MyIDEAS: Login to save this article or follow this journal

35,000 Principles of Economics Students: Some Lessons Learned

  • Kenneth G. Elzinga

    ()

    (Department of Economics, University of Virginia, P.O. Box 400182, Charlottesville, VA 22904, USA)

  • Daniel O. Melaugh

    ()

    (Credit Suisse Securities (USA) LLC, Derivatives, Global Market Solutions Group, Eleven Madison Avenue, 5th Floor, New York, NY 10010, USA)

The principles of economics course is the most common entry point for economic education and commands more attention among researchers than any other college-level course in the discipline. Over a period of 40 years, the senior author of this paper (K.G.E.) has taught this course to over 35,000 students at the University of Virginia. Using his teaching records, we have compiled a database of unusual size and continuity for a study of this kind. We examine conventional topics, such as the role of gender, race, and year of study, in predicting class performance. We also explore relatively unexamined territory, such as comparisons between ‘‘legacy students,’’ athletes, transfer students, and the general student population. Contrary to earlier findings, we find that math SAT scores are the best predictor of success in the principles course, and, consistent with earlier studies, we find a male grade premium (at the highest grade levels).
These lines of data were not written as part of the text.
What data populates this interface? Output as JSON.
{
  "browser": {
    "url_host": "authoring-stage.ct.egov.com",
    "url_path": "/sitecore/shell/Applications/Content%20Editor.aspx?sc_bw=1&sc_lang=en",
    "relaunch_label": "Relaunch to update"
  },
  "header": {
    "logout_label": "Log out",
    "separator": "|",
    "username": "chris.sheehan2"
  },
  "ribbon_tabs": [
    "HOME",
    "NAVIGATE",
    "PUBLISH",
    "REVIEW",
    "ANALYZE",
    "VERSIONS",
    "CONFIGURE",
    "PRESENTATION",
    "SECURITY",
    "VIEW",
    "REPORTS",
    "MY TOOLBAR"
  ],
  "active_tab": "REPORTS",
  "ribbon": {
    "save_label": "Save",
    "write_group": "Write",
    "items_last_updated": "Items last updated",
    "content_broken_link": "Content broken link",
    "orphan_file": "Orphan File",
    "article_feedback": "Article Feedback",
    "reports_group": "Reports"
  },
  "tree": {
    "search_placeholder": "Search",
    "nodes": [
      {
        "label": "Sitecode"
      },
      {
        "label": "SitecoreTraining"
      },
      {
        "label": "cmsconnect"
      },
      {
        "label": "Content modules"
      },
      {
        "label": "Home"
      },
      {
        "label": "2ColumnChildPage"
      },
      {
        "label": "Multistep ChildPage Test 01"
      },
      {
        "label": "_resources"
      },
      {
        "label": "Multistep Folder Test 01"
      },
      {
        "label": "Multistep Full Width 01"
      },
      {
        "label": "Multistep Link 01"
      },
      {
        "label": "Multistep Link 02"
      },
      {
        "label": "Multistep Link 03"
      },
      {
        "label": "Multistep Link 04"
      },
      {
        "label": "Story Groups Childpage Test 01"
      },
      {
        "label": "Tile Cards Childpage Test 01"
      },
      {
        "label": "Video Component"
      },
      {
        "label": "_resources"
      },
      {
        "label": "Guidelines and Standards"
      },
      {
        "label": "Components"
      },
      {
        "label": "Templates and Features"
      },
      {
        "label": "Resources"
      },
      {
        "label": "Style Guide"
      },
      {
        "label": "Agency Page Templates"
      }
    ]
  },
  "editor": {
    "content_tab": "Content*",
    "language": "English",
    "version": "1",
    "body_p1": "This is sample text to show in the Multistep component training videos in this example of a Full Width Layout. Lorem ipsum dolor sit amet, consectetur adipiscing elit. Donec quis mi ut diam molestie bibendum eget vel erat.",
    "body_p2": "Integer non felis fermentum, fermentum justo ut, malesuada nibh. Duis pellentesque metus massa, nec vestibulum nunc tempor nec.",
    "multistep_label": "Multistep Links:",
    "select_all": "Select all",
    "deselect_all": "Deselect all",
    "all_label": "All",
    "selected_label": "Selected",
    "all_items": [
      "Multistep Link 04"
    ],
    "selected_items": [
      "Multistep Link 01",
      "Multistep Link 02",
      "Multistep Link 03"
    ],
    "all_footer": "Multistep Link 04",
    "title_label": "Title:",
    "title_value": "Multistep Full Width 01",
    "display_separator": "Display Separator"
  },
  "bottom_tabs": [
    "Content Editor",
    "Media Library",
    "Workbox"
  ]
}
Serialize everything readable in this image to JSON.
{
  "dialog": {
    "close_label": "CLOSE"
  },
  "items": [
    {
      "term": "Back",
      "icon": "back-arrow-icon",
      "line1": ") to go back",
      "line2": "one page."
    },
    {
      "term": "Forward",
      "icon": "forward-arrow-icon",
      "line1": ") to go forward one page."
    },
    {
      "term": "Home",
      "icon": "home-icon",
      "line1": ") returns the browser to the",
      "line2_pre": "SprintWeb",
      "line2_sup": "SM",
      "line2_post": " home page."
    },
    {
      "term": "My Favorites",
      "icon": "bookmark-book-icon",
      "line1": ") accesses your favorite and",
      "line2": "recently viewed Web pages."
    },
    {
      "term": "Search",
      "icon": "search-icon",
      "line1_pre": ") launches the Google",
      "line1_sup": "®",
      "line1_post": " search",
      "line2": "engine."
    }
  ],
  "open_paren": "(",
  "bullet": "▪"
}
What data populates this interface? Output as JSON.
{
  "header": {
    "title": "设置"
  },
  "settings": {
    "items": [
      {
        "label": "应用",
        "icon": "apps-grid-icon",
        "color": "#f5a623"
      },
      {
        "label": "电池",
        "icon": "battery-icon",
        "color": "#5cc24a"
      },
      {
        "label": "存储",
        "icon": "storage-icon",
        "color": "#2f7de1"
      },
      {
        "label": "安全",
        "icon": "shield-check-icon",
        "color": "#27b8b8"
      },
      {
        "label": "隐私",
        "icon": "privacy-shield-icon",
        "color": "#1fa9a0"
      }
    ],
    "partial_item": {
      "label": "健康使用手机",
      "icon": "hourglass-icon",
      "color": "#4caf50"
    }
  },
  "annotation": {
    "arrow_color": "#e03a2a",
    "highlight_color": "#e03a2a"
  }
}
To our knowledge, this item is not available for download. To find whether it is available, there are three options:
1. Check below under "Related research" whether another version of this item is available online.
2. Check on the provider's web page whether it is in fact available.
3. Perform a search for a similarly titled item that would be available.

Article provided by Southern Economic Association in its journal Southern Economic Journal.
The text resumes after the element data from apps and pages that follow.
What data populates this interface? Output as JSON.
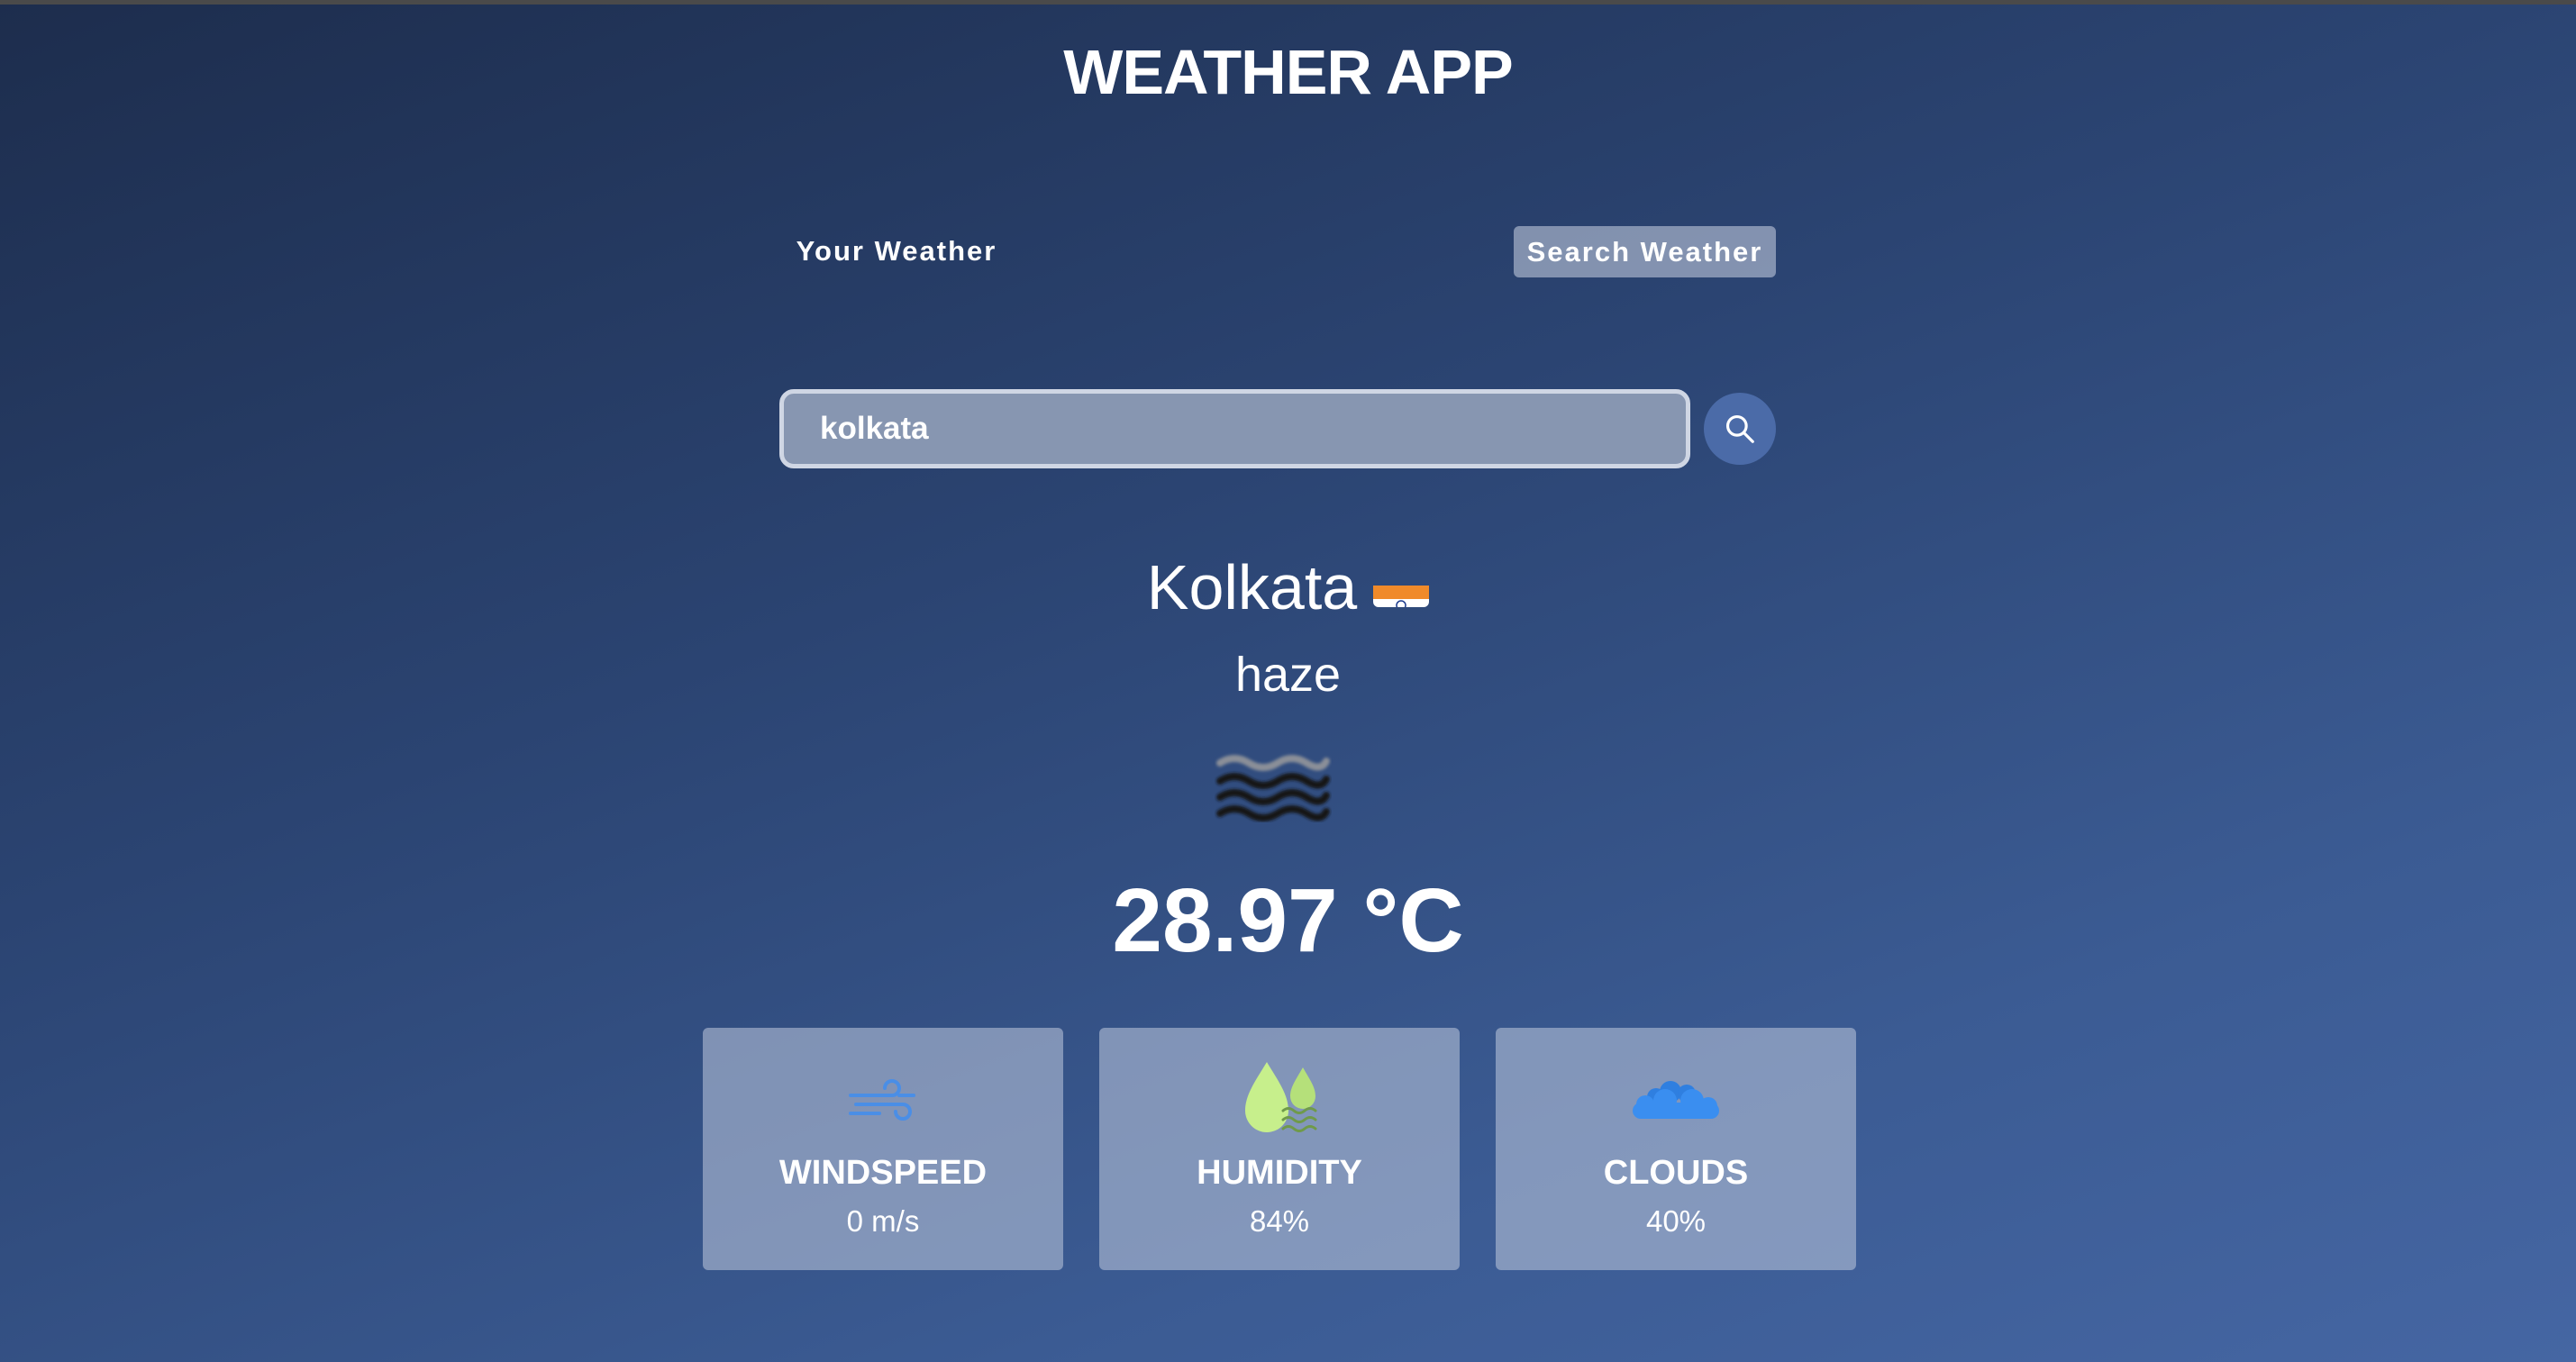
{
  "app": {
    "title": "WEATHER APP"
  },
  "tabs": {
    "your_weather": "Your Weather",
    "search_weather": "Search Weather"
  },
  "search": {
    "value": "kolkata",
    "button_icon": "search-icon"
  },
  "weather": {
    "city": "Kolkata",
    "country_flag": "india-flag-icon",
    "description": "haze",
    "condition_icon": "haze-icon",
    "temperature": "28.97 °C"
  },
  "stats": [
    {
      "label": "WINDSPEED",
      "value": "0 m/s",
      "icon": "wind-icon"
    },
    {
      "label": "HUMIDITY",
      "value": "84%",
      "icon": "humidity-icon"
    },
    {
      "label": "CLOUDS",
      "value": "40%",
      "icon": "cloud-icon"
    }
  ],
  "colors": {
    "background_top": "#1d2d4d",
    "background_bottom": "#4566a3",
    "search_button": "#4b6ba8",
    "wind_icon": "#4a8ee6",
    "humidity_icon": "#c7ef8c",
    "cloud_icon": "#3a8ef0"
  }
}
Volume (Year): 76 (2009)
Issue (Month): 1 (July)
Pages: 32-46

as
in new window

Handle: RePEc:sej:ancoec:v:76:1:y:2009:p:32-46
Contact details of provider: Web page: http://www.southerneconomic.org/

More information through EDIRC
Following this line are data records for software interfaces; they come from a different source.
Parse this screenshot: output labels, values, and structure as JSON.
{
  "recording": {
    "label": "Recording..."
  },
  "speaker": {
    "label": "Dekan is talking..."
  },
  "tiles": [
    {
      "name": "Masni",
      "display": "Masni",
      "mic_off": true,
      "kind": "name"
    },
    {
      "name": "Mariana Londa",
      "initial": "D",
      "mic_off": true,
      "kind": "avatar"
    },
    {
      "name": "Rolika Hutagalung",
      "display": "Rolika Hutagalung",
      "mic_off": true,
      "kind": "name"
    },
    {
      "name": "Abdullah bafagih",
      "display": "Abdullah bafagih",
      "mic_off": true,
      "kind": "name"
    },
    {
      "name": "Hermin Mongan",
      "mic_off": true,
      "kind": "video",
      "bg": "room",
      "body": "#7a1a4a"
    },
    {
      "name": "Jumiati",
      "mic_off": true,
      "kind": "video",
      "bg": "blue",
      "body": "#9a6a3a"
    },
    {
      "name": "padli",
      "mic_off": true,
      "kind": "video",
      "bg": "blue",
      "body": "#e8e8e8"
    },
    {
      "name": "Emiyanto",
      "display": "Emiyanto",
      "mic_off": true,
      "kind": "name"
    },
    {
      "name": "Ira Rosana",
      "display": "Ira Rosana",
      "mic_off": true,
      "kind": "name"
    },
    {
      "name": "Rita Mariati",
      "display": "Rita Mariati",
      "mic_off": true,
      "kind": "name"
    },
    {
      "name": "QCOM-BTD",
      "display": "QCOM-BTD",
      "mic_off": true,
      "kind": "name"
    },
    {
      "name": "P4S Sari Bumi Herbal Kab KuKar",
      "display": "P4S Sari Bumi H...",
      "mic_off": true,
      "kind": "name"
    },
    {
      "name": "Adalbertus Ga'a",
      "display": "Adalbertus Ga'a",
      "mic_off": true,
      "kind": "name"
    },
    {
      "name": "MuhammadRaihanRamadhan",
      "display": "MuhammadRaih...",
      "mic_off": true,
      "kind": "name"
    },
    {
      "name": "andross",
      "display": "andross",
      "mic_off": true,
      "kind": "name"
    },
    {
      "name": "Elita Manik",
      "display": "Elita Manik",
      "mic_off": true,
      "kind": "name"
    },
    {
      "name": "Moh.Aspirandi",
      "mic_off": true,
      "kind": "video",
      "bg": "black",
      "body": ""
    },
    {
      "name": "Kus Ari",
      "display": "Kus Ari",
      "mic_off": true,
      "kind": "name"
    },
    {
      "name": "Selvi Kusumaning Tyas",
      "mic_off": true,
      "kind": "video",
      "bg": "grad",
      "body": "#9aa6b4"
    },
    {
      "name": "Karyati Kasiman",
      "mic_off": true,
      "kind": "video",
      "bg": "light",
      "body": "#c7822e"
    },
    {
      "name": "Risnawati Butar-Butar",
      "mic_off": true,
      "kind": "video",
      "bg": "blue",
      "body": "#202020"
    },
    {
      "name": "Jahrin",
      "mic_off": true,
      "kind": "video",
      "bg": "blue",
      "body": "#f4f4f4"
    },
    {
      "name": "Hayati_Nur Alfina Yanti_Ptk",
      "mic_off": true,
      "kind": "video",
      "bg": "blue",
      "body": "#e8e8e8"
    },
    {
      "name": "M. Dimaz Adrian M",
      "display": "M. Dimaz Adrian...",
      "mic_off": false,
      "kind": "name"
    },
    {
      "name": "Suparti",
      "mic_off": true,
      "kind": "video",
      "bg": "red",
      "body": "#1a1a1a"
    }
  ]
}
No references listed on IDEAS
You can help add them by filling out this form.

This item is not listed on Wikipedia, on a reading list or among the top items on IDEAS.

When requesting a correction, please mention this item's handle: RePEc:sej:ancoec:v:76:1:y:2009:p:32-46. See general information about how to correct material in RePEc.

For technical questions regarding this item, or to correct its authors, title, abstract, bibliographic or download information, contact: (Laura Razzolini)

If you have authored this item and are not yet registered with RePEc, we encourage you to do it here. This allows to link your profile to this item. It also allows you to accept potential citations to this item that we are uncertain about.

If references are entirely missing, you can add them using this form.

If the full references list an item that is present in RePEc, but the system did not link to it, you can help with this form.

If you know of missing items citing this one, you can help us creating those links by adding the relevant references in the same way as above, for each refering item. If you are a registered author of this item, you may also want to check the "citations" tab in your profile, as there may be some citations waiting for confirmation.

Please note that corrections may take a couple of weeks to filter through the various RePEc services.

This information is provided to you by IDEAS at the Research Division of the Federal Reserve Bank of St. Louis using RePEc data.